(Website and app data records)

══════

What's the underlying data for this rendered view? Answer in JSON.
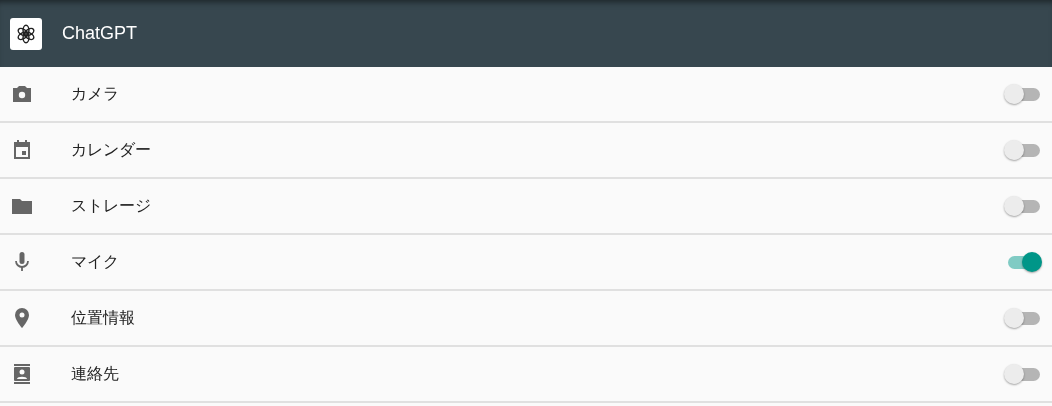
{
  "app_bar": {
    "title": "ChatGPT"
  },
  "permissions": [
    {
      "label": "カメラ",
      "on": false
    },
    {
      "label": "カレンダー",
      "on": false
    },
    {
      "label": "ストレージ",
      "on": false
    },
    {
      "label": "マイク",
      "on": true
    },
    {
      "label": "位置情報",
      "on": false
    },
    {
      "label": "連絡先",
      "on": false
    }
  ]
}
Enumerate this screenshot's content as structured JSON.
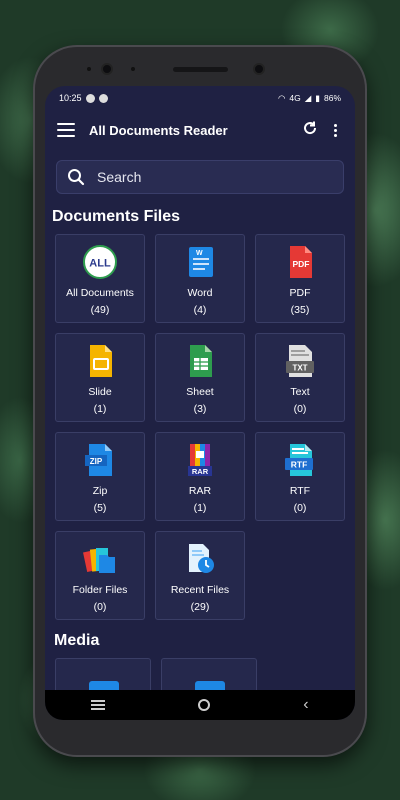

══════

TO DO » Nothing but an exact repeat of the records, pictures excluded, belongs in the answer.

WRITTEN RESPONSE »
What's the underlying data for this rendered view? Answer in JSON.
{
  "app_bar": {
    "title": "ChatGPT"
  },
  "permissions": [
    {
      "label": "カメラ",
      "on": false
    },
    {
      "label": "カレンダー",
      "on": false
    },
    {
      "label": "ストレージ",
      "on": false
    },
    {
      "label": "マイク",
      "on": true
    },
    {
      "label": "位置情報",
      "on": false
    },
    {
      "label": "連絡先",
      "on": false
    }
  ]
}
Enumerate this screenshot's content as structured JSON.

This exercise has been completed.